Start of Block

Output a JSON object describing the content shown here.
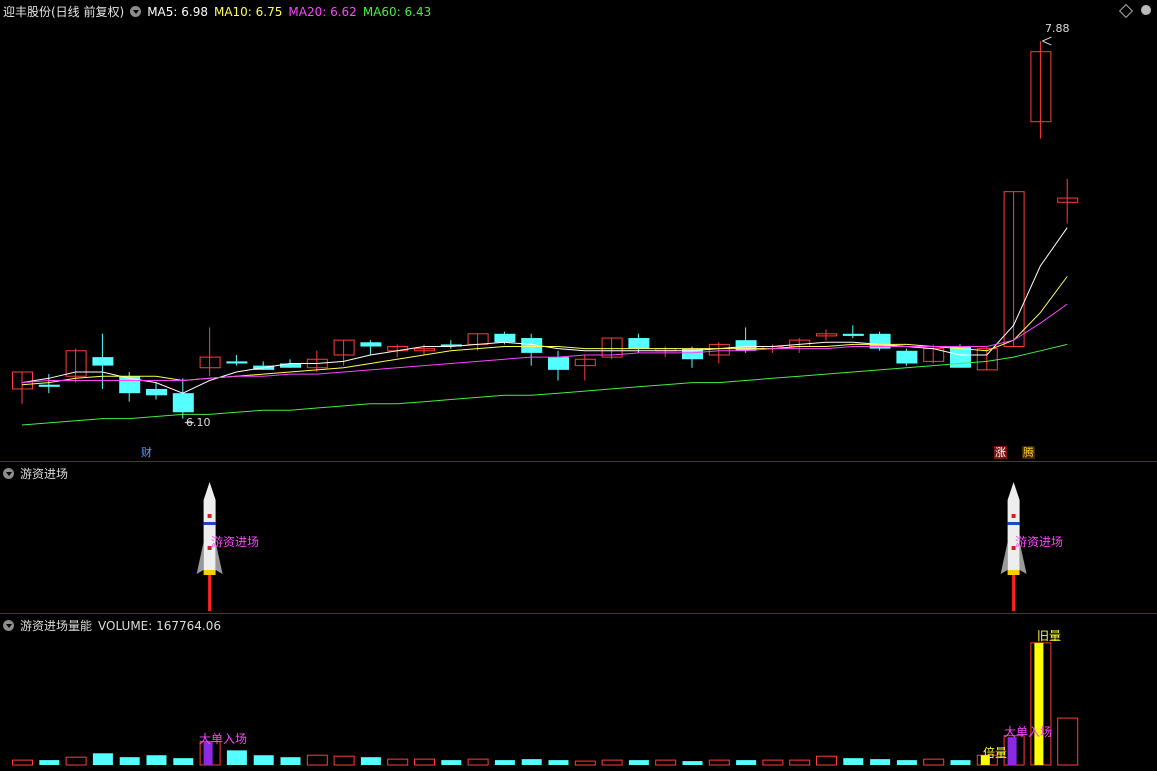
{
  "main": {
    "title": "迎丰股份(日线 前复权)",
    "ma": [
      {
        "label": "MA5: 6.98",
        "color": "#ffffff"
      },
      {
        "label": "MA10: 6.75",
        "color": "#ffff55"
      },
      {
        "label": "MA20: 6.62",
        "color": "#ff44ff"
      },
      {
        "label": "MA60: 6.43",
        "color": "#44ee44"
      }
    ],
    "high_label": "7.88",
    "low_label": "6.10",
    "fin_tag": "财",
    "zhang_tag": "涨",
    "teng_tag": "腾"
  },
  "panel2": {
    "title": "游资进场",
    "signal_label": "游资进场"
  },
  "panel3": {
    "title": "游资进场量能",
    "volume_label": "VOLUME: 167764.06",
    "big_order_label": "大单入场",
    "double_label": "倍量",
    "top_label": "旧量"
  },
  "chart_data": {
    "type": "candlestick",
    "price_range": [
      6.05,
      7.95
    ],
    "candles": [
      {
        "o": 6.22,
        "h": 6.3,
        "l": 6.15,
        "c": 6.3
      },
      {
        "o": 6.24,
        "h": 6.29,
        "l": 6.2,
        "c": 6.23
      },
      {
        "o": 6.28,
        "h": 6.41,
        "l": 6.25,
        "c": 6.4
      },
      {
        "o": 6.37,
        "h": 6.48,
        "l": 6.22,
        "c": 6.33
      },
      {
        "o": 6.28,
        "h": 6.3,
        "l": 6.16,
        "c": 6.2
      },
      {
        "o": 6.22,
        "h": 6.25,
        "l": 6.17,
        "c": 6.19
      },
      {
        "o": 6.2,
        "h": 6.27,
        "l": 6.08,
        "c": 6.11
      },
      {
        "o": 6.32,
        "h": 6.51,
        "l": 6.28,
        "c": 6.37
      },
      {
        "o": 6.35,
        "h": 6.38,
        "l": 6.33,
        "c": 6.34
      },
      {
        "o": 6.33,
        "h": 6.35,
        "l": 6.31,
        "c": 6.31
      },
      {
        "o": 6.34,
        "h": 6.36,
        "l": 6.32,
        "c": 6.32
      },
      {
        "o": 6.32,
        "h": 6.4,
        "l": 6.3,
        "c": 6.36
      },
      {
        "o": 6.38,
        "h": 6.45,
        "l": 6.33,
        "c": 6.45
      },
      {
        "o": 6.44,
        "h": 6.45,
        "l": 6.38,
        "c": 6.42
      },
      {
        "o": 6.4,
        "h": 6.43,
        "l": 6.37,
        "c": 6.42
      },
      {
        "o": 6.4,
        "h": 6.43,
        "l": 6.38,
        "c": 6.41
      },
      {
        "o": 6.43,
        "h": 6.45,
        "l": 6.41,
        "c": 6.42
      },
      {
        "o": 6.43,
        "h": 6.48,
        "l": 6.4,
        "c": 6.48
      },
      {
        "o": 6.48,
        "h": 6.49,
        "l": 6.43,
        "c": 6.44
      },
      {
        "o": 6.46,
        "h": 6.48,
        "l": 6.33,
        "c": 6.39
      },
      {
        "o": 6.37,
        "h": 6.4,
        "l": 6.26,
        "c": 6.31
      },
      {
        "o": 6.33,
        "h": 6.38,
        "l": 6.26,
        "c": 6.36
      },
      {
        "o": 6.37,
        "h": 6.46,
        "l": 6.36,
        "c": 6.46
      },
      {
        "o": 6.46,
        "h": 6.48,
        "l": 6.39,
        "c": 6.41
      },
      {
        "o": 6.4,
        "h": 6.42,
        "l": 6.37,
        "c": 6.41
      },
      {
        "o": 6.41,
        "h": 6.42,
        "l": 6.32,
        "c": 6.36
      },
      {
        "o": 6.38,
        "h": 6.44,
        "l": 6.34,
        "c": 6.43
      },
      {
        "o": 6.45,
        "h": 6.51,
        "l": 6.39,
        "c": 6.4
      },
      {
        "o": 6.41,
        "h": 6.43,
        "l": 6.39,
        "c": 6.42
      },
      {
        "o": 6.42,
        "h": 6.46,
        "l": 6.39,
        "c": 6.45
      },
      {
        "o": 6.47,
        "h": 6.5,
        "l": 6.45,
        "c": 6.48
      },
      {
        "o": 6.48,
        "h": 6.52,
        "l": 6.46,
        "c": 6.47
      },
      {
        "o": 6.48,
        "h": 6.49,
        "l": 6.4,
        "c": 6.41
      },
      {
        "o": 6.4,
        "h": 6.41,
        "l": 6.33,
        "c": 6.34
      },
      {
        "o": 6.35,
        "h": 6.43,
        "l": 6.34,
        "c": 6.41
      },
      {
        "o": 6.42,
        "h": 6.43,
        "l": 6.32,
        "c": 6.32
      },
      {
        "o": 6.31,
        "h": 6.42,
        "l": 6.31,
        "c": 6.41
      },
      {
        "o": 6.42,
        "h": 7.15,
        "l": 6.42,
        "c": 7.15
      },
      {
        "o": 7.48,
        "h": 7.86,
        "l": 7.4,
        "c": 7.81
      },
      {
        "o": 7.1,
        "h": 7.21,
        "l": 7.0,
        "c": 7.12
      }
    ],
    "ma5": [
      6.25,
      6.27,
      6.3,
      6.3,
      6.27,
      6.25,
      6.2,
      6.26,
      6.3,
      6.32,
      6.34,
      6.34,
      6.35,
      6.38,
      6.4,
      6.42,
      6.42,
      6.43,
      6.44,
      6.43,
      6.41,
      6.4,
      6.4,
      6.4,
      6.4,
      6.4,
      6.41,
      6.42,
      6.42,
      6.43,
      6.44,
      6.44,
      6.43,
      6.42,
      6.41,
      6.38,
      6.38,
      6.52,
      6.8,
      6.98
    ],
    "ma10": [
      6.24,
      6.25,
      6.27,
      6.28,
      6.28,
      6.28,
      6.26,
      6.27,
      6.28,
      6.29,
      6.3,
      6.31,
      6.32,
      6.34,
      6.36,
      6.38,
      6.4,
      6.41,
      6.42,
      6.42,
      6.42,
      6.41,
      6.41,
      6.41,
      6.41,
      6.41,
      6.41,
      6.41,
      6.41,
      6.42,
      6.42,
      6.43,
      6.43,
      6.43,
      6.42,
      6.41,
      6.4,
      6.45,
      6.58,
      6.75
    ],
    "ma20": [
      6.25,
      6.26,
      6.26,
      6.26,
      6.26,
      6.26,
      6.26,
      6.27,
      6.28,
      6.28,
      6.29,
      6.29,
      6.3,
      6.31,
      6.32,
      6.33,
      6.34,
      6.35,
      6.36,
      6.37,
      6.37,
      6.38,
      6.38,
      6.39,
      6.39,
      6.39,
      6.4,
      6.4,
      6.41,
      6.41,
      6.41,
      6.42,
      6.42,
      6.42,
      6.42,
      6.42,
      6.42,
      6.45,
      6.53,
      6.62
    ],
    "ma60": [
      6.05,
      6.06,
      6.07,
      6.08,
      6.08,
      6.09,
      6.1,
      6.1,
      6.11,
      6.12,
      6.12,
      6.13,
      6.14,
      6.15,
      6.15,
      6.16,
      6.17,
      6.18,
      6.19,
      6.19,
      6.2,
      6.21,
      6.22,
      6.23,
      6.24,
      6.25,
      6.25,
      6.26,
      6.27,
      6.28,
      6.29,
      6.3,
      6.31,
      6.32,
      6.33,
      6.34,
      6.35,
      6.37,
      6.4,
      6.43
    ],
    "volume": [
      5,
      5,
      8,
      12,
      8,
      10,
      7,
      24,
      15,
      10,
      8,
      10,
      9,
      8,
      6,
      6,
      5,
      6,
      5,
      6,
      5,
      4,
      5,
      5,
      5,
      4,
      5,
      5,
      5,
      5,
      9,
      7,
      6,
      5,
      6,
      5,
      10,
      30,
      125,
      48
    ],
    "volume_max": 130,
    "big_order_idx": [
      7,
      37
    ],
    "double_idx": [
      36
    ],
    "top_idx": [
      38
    ],
    "signal_idx": [
      7,
      37
    ]
  }
}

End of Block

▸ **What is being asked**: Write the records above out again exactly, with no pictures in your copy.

▸ **Your response**:
Output a JSON object describing the content shown here.
{
  "main": {
    "title": "迎丰股份(日线 前复权)",
    "ma": [
      {
        "label": "MA5: 6.98",
        "color": "#ffffff"
      },
      {
        "label": "MA10: 6.75",
        "color": "#ffff55"
      },
      {
        "label": "MA20: 6.62",
        "color": "#ff44ff"
      },
      {
        "label": "MA60: 6.43",
        "color": "#44ee44"
      }
    ],
    "high_label": "7.88",
    "low_label": "6.10",
    "fin_tag": "财",
    "zhang_tag": "涨",
    "teng_tag": "腾"
  },
  "panel2": {
    "title": "游资进场",
    "signal_label": "游资进场"
  },
  "panel3": {
    "title": "游资进场量能",
    "volume_label": "VOLUME: 167764.06",
    "big_order_label": "大单入场",
    "double_label": "倍量",
    "top_label": "旧量"
  },
  "chart_data": {
    "type": "candlestick",
    "price_range": [
      6.05,
      7.95
    ],
    "candles": [
      {
        "o": 6.22,
        "h": 6.3,
        "l": 6.15,
        "c": 6.3
      },
      {
        "o": 6.24,
        "h": 6.29,
        "l": 6.2,
        "c": 6.23
      },
      {
        "o": 6.28,
        "h": 6.41,
        "l": 6.25,
        "c": 6.4
      },
      {
        "o": 6.37,
        "h": 6.48,
        "l": 6.22,
        "c": 6.33
      },
      {
        "o": 6.28,
        "h": 6.3,
        "l": 6.16,
        "c": 6.2
      },
      {
        "o": 6.22,
        "h": 6.25,
        "l": 6.17,
        "c": 6.19
      },
      {
        "o": 6.2,
        "h": 6.27,
        "l": 6.08,
        "c": 6.11
      },
      {
        "o": 6.32,
        "h": 6.51,
        "l": 6.28,
        "c": 6.37
      },
      {
        "o": 6.35,
        "h": 6.38,
        "l": 6.33,
        "c": 6.34
      },
      {
        "o": 6.33,
        "h": 6.35,
        "l": 6.31,
        "c": 6.31
      },
      {
        "o": 6.34,
        "h": 6.36,
        "l": 6.32,
        "c": 6.32
      },
      {
        "o": 6.32,
        "h": 6.4,
        "l": 6.3,
        "c": 6.36
      },
      {
        "o": 6.38,
        "h": 6.45,
        "l": 6.33,
        "c": 6.45
      },
      {
        "o": 6.44,
        "h": 6.45,
        "l": 6.38,
        "c": 6.42
      },
      {
        "o": 6.4,
        "h": 6.43,
        "l": 6.37,
        "c": 6.42
      },
      {
        "o": 6.4,
        "h": 6.43,
        "l": 6.38,
        "c": 6.41
      },
      {
        "o": 6.43,
        "h": 6.45,
        "l": 6.41,
        "c": 6.42
      },
      {
        "o": 6.43,
        "h": 6.48,
        "l": 6.4,
        "c": 6.48
      },
      {
        "o": 6.48,
        "h": 6.49,
        "l": 6.43,
        "c": 6.44
      },
      {
        "o": 6.46,
        "h": 6.48,
        "l": 6.33,
        "c": 6.39
      },
      {
        "o": 6.37,
        "h": 6.4,
        "l": 6.26,
        "c": 6.31
      },
      {
        "o": 6.33,
        "h": 6.38,
        "l": 6.26,
        "c": 6.36
      },
      {
        "o": 6.37,
        "h": 6.46,
        "l": 6.36,
        "c": 6.46
      },
      {
        "o": 6.46,
        "h": 6.48,
        "l": 6.39,
        "c": 6.41
      },
      {
        "o": 6.4,
        "h": 6.42,
        "l": 6.37,
        "c": 6.41
      },
      {
        "o": 6.41,
        "h": 6.42,
        "l": 6.32,
        "c": 6.36
      },
      {
        "o": 6.38,
        "h": 6.44,
        "l": 6.34,
        "c": 6.43
      },
      {
        "o": 6.45,
        "h": 6.51,
        "l": 6.39,
        "c": 6.4
      },
      {
        "o": 6.41,
        "h": 6.43,
        "l": 6.39,
        "c": 6.42
      },
      {
        "o": 6.42,
        "h": 6.46,
        "l": 6.39,
        "c": 6.45
      },
      {
        "o": 6.47,
        "h": 6.5,
        "l": 6.45,
        "c": 6.48
      },
      {
        "o": 6.48,
        "h": 6.52,
        "l": 6.46,
        "c": 6.47
      },
      {
        "o": 6.48,
        "h": 6.49,
        "l": 6.4,
        "c": 6.41
      },
      {
        "o": 6.4,
        "h": 6.41,
        "l": 6.33,
        "c": 6.34
      },
      {
        "o": 6.35,
        "h": 6.43,
        "l": 6.34,
        "c": 6.41
      },
      {
        "o": 6.42,
        "h": 6.43,
        "l": 6.32,
        "c": 6.32
      },
      {
        "o": 6.31,
        "h": 6.42,
        "l": 6.31,
        "c": 6.41
      },
      {
        "o": 6.42,
        "h": 7.15,
        "l": 6.42,
        "c": 7.15
      },
      {
        "o": 7.48,
        "h": 7.86,
        "l": 7.4,
        "c": 7.81
      },
      {
        "o": 7.1,
        "h": 7.21,
        "l": 7.0,
        "c": 7.12
      }
    ],
    "ma5": [
      6.25,
      6.27,
      6.3,
      6.3,
      6.27,
      6.25,
      6.2,
      6.26,
      6.3,
      6.32,
      6.34,
      6.34,
      6.35,
      6.38,
      6.4,
      6.42,
      6.42,
      6.43,
      6.44,
      6.43,
      6.41,
      6.4,
      6.4,
      6.4,
      6.4,
      6.4,
      6.41,
      6.42,
      6.42,
      6.43,
      6.44,
      6.44,
      6.43,
      6.42,
      6.41,
      6.38,
      6.38,
      6.52,
      6.8,
      6.98
    ],
    "ma10": [
      6.24,
      6.25,
      6.27,
      6.28,
      6.28,
      6.28,
      6.26,
      6.27,
      6.28,
      6.29,
      6.3,
      6.31,
      6.32,
      6.34,
      6.36,
      6.38,
      6.4,
      6.41,
      6.42,
      6.42,
      6.42,
      6.41,
      6.41,
      6.41,
      6.41,
      6.41,
      6.41,
      6.41,
      6.41,
      6.42,
      6.42,
      6.43,
      6.43,
      6.43,
      6.42,
      6.41,
      6.4,
      6.45,
      6.58,
      6.75
    ],
    "ma20": [
      6.25,
      6.26,
      6.26,
      6.26,
      6.26,
      6.26,
      6.26,
      6.27,
      6.28,
      6.28,
      6.29,
      6.29,
      6.3,
      6.31,
      6.32,
      6.33,
      6.34,
      6.35,
      6.36,
      6.37,
      6.37,
      6.38,
      6.38,
      6.39,
      6.39,
      6.39,
      6.4,
      6.4,
      6.41,
      6.41,
      6.41,
      6.42,
      6.42,
      6.42,
      6.42,
      6.42,
      6.42,
      6.45,
      6.53,
      6.62
    ],
    "ma60": [
      6.05,
      6.06,
      6.07,
      6.08,
      6.08,
      6.09,
      6.1,
      6.1,
      6.11,
      6.12,
      6.12,
      6.13,
      6.14,
      6.15,
      6.15,
      6.16,
      6.17,
      6.18,
      6.19,
      6.19,
      6.2,
      6.21,
      6.22,
      6.23,
      6.24,
      6.25,
      6.25,
      6.26,
      6.27,
      6.28,
      6.29,
      6.3,
      6.31,
      6.32,
      6.33,
      6.34,
      6.35,
      6.37,
      6.4,
      6.43
    ],
    "volume": [
      5,
      5,
      8,
      12,
      8,
      10,
      7,
      24,
      15,
      10,
      8,
      10,
      9,
      8,
      6,
      6,
      5,
      6,
      5,
      6,
      5,
      4,
      5,
      5,
      5,
      4,
      5,
      5,
      5,
      5,
      9,
      7,
      6,
      5,
      6,
      5,
      10,
      30,
      125,
      48
    ],
    "volume_max": 130,
    "big_order_idx": [
      7,
      37
    ],
    "double_idx": [
      36
    ],
    "top_idx": [
      38
    ],
    "signal_idx": [
      7,
      37
    ]
  }
}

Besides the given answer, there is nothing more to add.